The memorial events and funeral of former president Nelson Mandela is of “unprecedented magnitude”, the South African government said on Saturday. From security to logistics, a massive planning operation involving multiple state departments is unfolding. With the world’s attention on South Africa, government has to ensure the smooth running of all the events where thousands of people, foreign dignitaries and a massive media contingent will gather over the next week to bid farewell to Madiba. So far, it is off to a bumpy start. Meanwhile, ordinary people are flocking to sites associated with Mandela to mourn and pay tribute. By RANJENI MUNUSAMY.
The media demand for comment on the death of Nelson Mandela from former South African president FW de Klerk and Archbishop Desmond Tutu has been so intense that in both cases it was judged wise to hold press conferences in Cape Town. De Klerk declined to use the opportunity for attacks on the South African status quo, as he’s often wont to. And gone were Tutu’s characteristic wisecracks: the Arch did not try to hide his visible distress at the passing of his old friend. By REBECCA DAVIS.
If there was any doubt about who really runs South Africa, it became patently obvious this week. On Tuesday, ANC secretary general Gwede Mantashe made a public call for the full report of the inter-ministerial task team investigation on Nkandla to be released.

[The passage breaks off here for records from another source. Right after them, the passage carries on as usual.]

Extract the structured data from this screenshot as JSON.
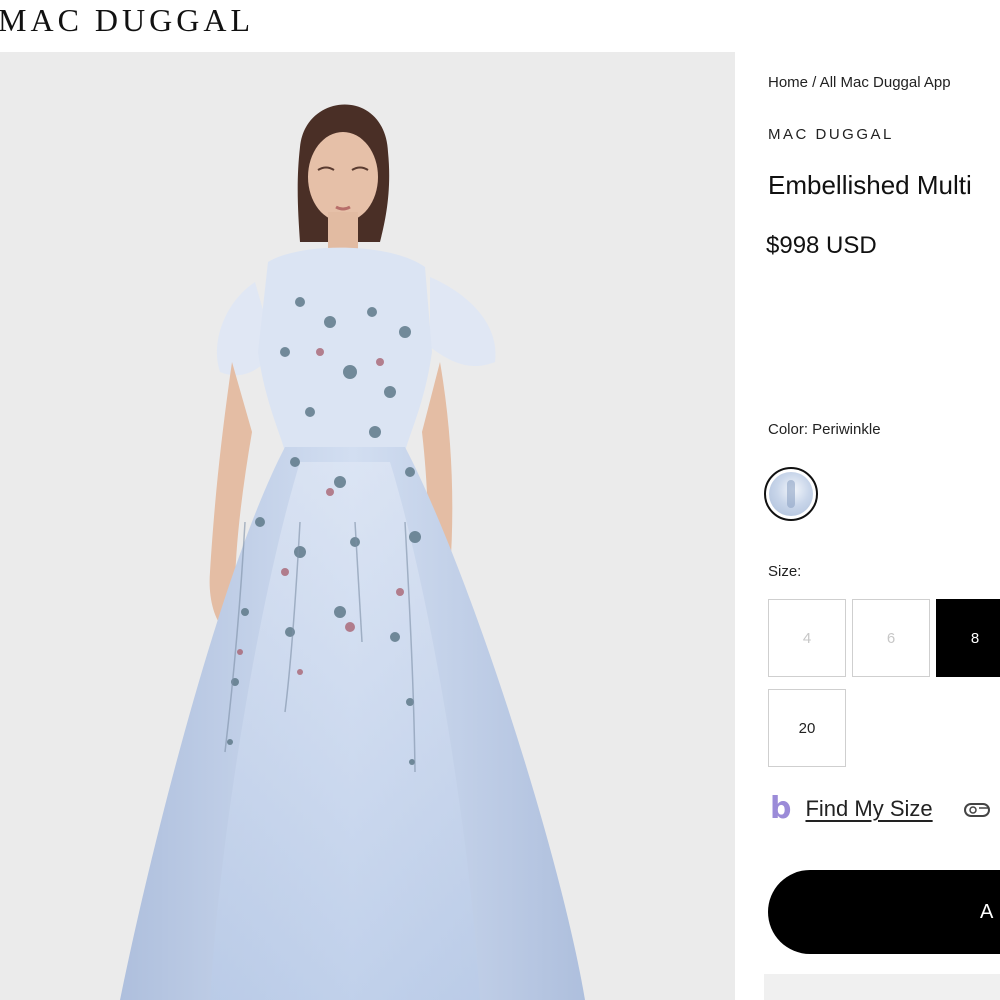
{
  "header": {
    "logo_text": "MAC DUGGAL"
  },
  "product_image": {
    "icon": "dress-photo-icon",
    "background": "#ebebeb",
    "dress_color": "#c7d6ee"
  },
  "breadcrumb": "Home / All Mac Duggal App",
  "brand": "MAC DUGGAL",
  "title": "Embellished Multi",
  "price": "$998 USD",
  "color": {
    "label": "Color: Periwinkle",
    "swatch_icon": "periwinkle-swatch-icon"
  },
  "size": {
    "label": "Size:",
    "options": [
      {
        "label": "4",
        "state": "unavailable"
      },
      {
        "label": "6",
        "state": "unavailable"
      },
      {
        "label": "8",
        "state": "selected"
      },
      {
        "label": "20",
        "state": "available"
      }
    ]
  },
  "find_my_size": {
    "icon_glyph": "b",
    "icon": "fit-assistant-icon",
    "label": "Find My Size",
    "secondary_icon": "measuring-tape-icon"
  },
  "add_to_bag": {
    "label": "A"
  },
  "colors": {
    "accent": "#000000",
    "size_border": "#cfcfcf",
    "fit_icon": "#9b8bd8"
  }
}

On Wednesday Cabinet decided to do exactly that. So the top-secret classification and supposed security concerns evaporated once Mantashe spoke. Then on Thursday, Public Protector Thuli Madonsela announced damning findings against three government departments and one serving and one former Cabinet minister. What does this say about the state of political leadership in South Africa? Lies, deceit, unethical conduct, nepotism, unlawfulness and maladministration are infested at the highest levels of government. By RANJENI MUNUSAMY.